[simage=3050,200,n,left,]We escaped the crowds on the August long weekend by hiking into Mamquam Lake in the southern part of Garibaldi Provincial Park. Mamquam Lake is just 11 km beyond the super-popular Elfin Lakes campground and alpine hut, but the extra distance, and large washout of the trail across Ring Creek in 2005, mean it is less visited. We set out on Saturday in thick cloud, but with a promising weather forecast. We got to the trailhead early, to find it already packed with cars as there was some sort of “challenge day hike” happening. All the way to Elfin Lake we passed groups of cheerful middle to elderly Chinese hikers heading up to Elfin and Opal Cone for the day. We overtook them all the way and left almost all of them behind after lunch at Elfin, and saw fewer and fewer people as we headed onwards, aiming to get to Mamquam Lake and to bag one of the three tent pads.
We had done part of the trail in 2004 as a day hike from Elfin Lakes, but were surprised when the trail was so rough after dropping down to Ring Creek. Apparently, a large washout of the trail down the moraine in 2005 meant that a new footbridge and route along the east side of the river was required. This leads though a boulder field and there is not much a trail in places. After rejoining the old trail, the path heads up to the “barrens”, a plateau area with great views of the Bishop Glacier, Atwell Peak, Brohm Peak and Mount Garibaldi. We then dropped down another moraine towards Zigzag creek – this one is an easy crossing but requires boots off and paddling. It was icy cold. The final climb is up the other side of the Zig Zag creek before dropping down into Mamquam Lake. This last descent is quite tiring because the trail is rough and eroded in several places. At the end of a long day, it is a harder then you might think on the legs.
Mamquam Lake is in a fabulous setting with Pyramid Mountain, Mamquam Icefield, and Mirage Peak towering above the lake. It is a fabulous natural setting with pristine alpine meadows and wetlands around that you can easily explore. Paradise comes at price – millions of bugs here in August and we were very happy to have a variety of bug nets for protection.

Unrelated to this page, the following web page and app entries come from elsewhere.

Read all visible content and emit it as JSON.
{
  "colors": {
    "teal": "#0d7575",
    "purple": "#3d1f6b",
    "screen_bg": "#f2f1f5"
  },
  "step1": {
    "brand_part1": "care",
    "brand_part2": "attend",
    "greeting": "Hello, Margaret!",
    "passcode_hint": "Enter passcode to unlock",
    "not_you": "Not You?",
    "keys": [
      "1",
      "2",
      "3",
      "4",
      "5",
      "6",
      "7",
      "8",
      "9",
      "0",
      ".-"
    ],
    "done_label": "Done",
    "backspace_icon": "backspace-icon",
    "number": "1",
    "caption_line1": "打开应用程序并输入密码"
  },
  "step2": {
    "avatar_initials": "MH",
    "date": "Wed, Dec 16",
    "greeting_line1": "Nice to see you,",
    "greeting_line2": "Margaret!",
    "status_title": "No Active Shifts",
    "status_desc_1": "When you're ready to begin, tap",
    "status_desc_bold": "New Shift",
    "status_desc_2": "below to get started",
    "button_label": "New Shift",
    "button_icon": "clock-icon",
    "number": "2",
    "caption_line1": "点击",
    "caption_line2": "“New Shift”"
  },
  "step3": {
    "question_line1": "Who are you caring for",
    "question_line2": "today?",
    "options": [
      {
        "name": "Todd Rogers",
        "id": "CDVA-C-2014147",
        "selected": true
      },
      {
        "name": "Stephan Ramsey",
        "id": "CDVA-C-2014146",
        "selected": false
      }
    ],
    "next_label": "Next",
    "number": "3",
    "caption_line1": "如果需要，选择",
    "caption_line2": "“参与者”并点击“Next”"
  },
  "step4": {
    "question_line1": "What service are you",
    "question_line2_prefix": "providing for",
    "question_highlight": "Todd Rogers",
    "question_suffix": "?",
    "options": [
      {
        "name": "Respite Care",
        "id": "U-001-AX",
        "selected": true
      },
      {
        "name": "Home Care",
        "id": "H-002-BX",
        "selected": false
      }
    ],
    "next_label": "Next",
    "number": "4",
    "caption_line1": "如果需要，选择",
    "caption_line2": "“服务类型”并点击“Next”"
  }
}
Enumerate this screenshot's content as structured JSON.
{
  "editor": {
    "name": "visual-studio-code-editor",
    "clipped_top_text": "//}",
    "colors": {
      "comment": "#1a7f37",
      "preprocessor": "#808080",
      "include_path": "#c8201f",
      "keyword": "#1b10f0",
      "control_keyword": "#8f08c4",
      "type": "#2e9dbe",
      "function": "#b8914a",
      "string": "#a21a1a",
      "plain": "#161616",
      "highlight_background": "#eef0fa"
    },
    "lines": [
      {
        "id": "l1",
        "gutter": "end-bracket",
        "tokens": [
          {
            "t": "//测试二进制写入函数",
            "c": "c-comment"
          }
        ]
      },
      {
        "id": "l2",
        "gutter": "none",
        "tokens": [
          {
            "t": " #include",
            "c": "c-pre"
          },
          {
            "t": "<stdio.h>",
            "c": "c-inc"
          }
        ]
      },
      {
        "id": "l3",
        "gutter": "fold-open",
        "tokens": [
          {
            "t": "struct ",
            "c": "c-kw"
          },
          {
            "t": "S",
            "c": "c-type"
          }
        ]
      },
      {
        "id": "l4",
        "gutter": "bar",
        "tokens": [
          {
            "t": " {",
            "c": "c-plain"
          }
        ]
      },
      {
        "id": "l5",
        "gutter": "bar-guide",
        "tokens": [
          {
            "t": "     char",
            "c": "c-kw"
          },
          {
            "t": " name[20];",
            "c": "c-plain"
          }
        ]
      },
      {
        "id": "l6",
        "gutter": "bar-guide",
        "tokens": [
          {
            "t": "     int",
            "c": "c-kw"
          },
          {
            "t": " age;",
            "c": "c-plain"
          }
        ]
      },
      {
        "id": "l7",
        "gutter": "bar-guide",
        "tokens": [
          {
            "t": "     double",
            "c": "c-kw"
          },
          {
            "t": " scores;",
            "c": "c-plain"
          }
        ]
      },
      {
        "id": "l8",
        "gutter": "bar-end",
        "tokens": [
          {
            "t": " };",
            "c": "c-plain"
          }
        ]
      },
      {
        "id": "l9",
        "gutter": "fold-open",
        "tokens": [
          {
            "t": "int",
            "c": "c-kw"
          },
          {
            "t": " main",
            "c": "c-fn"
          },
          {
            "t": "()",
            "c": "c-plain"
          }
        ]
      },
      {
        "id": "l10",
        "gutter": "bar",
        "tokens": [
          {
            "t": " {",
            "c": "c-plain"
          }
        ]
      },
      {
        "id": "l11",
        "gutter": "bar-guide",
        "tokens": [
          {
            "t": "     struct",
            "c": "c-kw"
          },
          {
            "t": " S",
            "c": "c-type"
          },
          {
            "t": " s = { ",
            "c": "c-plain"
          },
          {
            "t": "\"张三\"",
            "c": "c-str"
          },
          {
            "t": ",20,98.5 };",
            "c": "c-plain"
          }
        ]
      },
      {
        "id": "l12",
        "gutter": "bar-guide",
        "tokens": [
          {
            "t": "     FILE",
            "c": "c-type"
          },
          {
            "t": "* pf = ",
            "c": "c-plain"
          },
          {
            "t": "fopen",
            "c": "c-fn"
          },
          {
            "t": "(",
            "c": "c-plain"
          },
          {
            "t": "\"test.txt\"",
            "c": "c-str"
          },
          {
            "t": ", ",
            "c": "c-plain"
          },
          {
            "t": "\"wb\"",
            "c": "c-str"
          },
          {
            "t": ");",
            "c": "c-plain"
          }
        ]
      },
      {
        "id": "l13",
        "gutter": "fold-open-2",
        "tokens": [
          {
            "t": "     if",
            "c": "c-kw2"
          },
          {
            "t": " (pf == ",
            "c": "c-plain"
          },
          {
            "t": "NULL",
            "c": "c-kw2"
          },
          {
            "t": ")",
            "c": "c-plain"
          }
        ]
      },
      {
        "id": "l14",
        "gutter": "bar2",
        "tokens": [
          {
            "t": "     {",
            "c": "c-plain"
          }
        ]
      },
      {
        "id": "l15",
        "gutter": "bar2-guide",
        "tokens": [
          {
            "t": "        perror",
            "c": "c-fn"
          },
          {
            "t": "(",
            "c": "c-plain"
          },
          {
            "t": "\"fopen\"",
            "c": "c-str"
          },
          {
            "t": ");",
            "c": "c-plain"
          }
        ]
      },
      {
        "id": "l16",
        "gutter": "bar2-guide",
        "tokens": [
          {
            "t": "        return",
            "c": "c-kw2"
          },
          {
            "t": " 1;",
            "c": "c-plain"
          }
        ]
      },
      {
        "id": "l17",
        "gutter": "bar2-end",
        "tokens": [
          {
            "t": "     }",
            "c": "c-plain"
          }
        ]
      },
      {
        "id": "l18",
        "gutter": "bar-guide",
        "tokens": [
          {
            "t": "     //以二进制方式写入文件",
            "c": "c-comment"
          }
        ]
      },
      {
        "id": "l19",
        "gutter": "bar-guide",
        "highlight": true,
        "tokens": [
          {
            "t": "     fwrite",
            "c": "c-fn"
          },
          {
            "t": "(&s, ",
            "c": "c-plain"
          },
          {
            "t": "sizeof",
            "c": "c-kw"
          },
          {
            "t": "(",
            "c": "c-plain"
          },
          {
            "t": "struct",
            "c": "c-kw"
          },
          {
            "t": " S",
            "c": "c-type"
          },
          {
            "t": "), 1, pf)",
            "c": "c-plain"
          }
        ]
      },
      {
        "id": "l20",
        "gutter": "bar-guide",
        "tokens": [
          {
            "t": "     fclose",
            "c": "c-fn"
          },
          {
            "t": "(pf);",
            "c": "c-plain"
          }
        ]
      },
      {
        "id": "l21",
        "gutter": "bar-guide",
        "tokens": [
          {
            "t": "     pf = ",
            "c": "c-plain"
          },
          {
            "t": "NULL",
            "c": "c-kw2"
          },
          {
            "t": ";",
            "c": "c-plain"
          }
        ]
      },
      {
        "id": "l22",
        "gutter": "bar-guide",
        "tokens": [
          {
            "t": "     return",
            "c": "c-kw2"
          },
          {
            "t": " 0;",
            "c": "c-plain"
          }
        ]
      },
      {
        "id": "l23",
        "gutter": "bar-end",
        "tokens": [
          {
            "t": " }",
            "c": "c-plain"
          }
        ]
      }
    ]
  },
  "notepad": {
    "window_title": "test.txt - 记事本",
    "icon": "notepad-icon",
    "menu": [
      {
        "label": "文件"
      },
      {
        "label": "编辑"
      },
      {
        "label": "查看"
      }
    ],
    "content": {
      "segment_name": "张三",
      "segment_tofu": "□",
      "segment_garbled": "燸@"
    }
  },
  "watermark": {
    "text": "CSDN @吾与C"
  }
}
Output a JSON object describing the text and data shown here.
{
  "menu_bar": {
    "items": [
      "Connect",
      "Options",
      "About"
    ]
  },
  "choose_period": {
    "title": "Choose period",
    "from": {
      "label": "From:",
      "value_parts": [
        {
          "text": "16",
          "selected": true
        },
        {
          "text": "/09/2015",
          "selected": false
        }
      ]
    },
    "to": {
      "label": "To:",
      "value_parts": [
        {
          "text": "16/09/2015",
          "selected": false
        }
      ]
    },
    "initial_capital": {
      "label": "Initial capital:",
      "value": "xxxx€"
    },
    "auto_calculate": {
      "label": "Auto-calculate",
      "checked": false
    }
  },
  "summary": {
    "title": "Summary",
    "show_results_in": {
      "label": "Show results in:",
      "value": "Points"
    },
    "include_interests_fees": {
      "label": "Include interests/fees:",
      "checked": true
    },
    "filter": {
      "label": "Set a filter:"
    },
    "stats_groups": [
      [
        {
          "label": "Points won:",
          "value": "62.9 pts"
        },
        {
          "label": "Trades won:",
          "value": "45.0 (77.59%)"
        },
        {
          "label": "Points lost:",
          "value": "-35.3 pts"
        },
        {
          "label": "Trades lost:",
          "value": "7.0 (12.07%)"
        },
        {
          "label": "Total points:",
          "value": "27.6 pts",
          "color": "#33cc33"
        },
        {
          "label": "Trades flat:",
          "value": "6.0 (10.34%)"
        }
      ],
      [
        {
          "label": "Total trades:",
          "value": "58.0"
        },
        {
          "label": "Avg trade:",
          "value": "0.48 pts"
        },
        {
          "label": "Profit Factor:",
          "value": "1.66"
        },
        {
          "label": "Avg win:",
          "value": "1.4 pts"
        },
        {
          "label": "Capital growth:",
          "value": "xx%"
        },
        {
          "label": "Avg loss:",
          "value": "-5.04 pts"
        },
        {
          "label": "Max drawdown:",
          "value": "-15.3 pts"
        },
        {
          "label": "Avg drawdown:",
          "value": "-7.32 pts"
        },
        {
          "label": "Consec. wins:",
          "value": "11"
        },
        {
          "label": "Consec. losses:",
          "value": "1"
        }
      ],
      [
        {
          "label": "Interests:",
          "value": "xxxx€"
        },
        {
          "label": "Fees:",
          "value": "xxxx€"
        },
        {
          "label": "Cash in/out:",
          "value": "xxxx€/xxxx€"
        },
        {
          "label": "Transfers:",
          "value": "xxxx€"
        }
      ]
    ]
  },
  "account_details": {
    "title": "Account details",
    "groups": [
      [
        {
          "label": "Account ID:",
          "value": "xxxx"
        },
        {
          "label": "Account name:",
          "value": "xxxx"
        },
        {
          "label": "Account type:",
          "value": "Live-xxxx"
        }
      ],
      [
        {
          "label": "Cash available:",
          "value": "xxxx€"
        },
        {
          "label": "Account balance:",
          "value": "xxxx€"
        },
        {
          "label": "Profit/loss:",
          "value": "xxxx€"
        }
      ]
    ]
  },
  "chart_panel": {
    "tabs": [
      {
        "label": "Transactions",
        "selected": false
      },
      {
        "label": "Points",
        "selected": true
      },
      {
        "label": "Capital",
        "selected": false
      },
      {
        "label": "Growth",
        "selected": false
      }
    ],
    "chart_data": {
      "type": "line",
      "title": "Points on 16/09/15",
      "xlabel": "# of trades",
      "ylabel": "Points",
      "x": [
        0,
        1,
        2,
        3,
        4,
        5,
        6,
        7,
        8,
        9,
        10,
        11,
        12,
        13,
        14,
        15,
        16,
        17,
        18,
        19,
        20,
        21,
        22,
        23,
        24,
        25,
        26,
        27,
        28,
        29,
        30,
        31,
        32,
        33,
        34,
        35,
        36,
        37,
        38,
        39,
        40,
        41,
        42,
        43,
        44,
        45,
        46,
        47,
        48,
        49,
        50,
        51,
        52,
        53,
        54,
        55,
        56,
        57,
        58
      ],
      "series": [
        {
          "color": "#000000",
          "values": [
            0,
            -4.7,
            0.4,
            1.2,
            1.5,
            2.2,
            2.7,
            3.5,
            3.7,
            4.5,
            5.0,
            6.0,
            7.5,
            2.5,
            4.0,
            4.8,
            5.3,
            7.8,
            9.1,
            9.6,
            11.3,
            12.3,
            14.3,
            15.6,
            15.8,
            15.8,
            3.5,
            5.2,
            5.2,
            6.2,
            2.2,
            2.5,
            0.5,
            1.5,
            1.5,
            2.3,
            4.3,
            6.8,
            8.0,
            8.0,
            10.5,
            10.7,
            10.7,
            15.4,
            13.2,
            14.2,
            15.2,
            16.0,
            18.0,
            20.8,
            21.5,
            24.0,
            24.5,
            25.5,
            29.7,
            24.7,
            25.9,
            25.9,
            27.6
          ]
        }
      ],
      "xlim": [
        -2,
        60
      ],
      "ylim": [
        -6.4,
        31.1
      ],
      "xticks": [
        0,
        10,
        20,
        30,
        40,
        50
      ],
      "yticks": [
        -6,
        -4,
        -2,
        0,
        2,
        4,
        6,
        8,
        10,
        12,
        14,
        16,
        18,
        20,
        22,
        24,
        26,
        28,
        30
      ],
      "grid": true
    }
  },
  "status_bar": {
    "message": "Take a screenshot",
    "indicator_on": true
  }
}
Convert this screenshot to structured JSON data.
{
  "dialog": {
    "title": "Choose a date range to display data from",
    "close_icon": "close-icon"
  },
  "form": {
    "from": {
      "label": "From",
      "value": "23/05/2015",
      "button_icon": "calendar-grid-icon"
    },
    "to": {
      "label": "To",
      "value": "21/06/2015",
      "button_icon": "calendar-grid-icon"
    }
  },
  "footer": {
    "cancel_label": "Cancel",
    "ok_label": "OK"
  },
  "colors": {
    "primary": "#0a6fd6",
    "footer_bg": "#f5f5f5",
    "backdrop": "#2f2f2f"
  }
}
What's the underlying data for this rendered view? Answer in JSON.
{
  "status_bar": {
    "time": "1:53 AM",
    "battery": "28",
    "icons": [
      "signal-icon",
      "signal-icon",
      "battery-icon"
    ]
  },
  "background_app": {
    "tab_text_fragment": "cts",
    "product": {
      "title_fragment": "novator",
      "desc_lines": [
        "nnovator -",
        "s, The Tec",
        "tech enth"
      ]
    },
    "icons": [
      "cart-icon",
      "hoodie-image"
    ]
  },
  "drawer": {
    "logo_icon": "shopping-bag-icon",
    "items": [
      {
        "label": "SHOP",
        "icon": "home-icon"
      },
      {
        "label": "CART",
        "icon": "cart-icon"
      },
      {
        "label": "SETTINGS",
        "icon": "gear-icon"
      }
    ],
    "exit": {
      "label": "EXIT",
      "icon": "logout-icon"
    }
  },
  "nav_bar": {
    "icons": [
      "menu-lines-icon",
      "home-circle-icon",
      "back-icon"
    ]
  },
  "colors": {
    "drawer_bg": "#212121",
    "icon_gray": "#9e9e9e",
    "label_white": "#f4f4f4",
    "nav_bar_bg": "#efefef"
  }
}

There were about 5-6 other people at the lake on Saturday night and we had the whole lake to ourselves on Sunday. Fabulous. It’s a good thing that it’s quiet because a tree has fallen on the pit toilet and completely destroyed the outhouse. The toilet is fine and so you enjoy great views from the “the throne.” We returned the same way and had the pleasure of the stunning views that we missed on the way into the lake. So many wildflowers along the route, and nice to see Elfin Lakes in the sunshine for the first time. The descent to the parking lot was a chore, but hiking into Mamquam Lake is well worth it.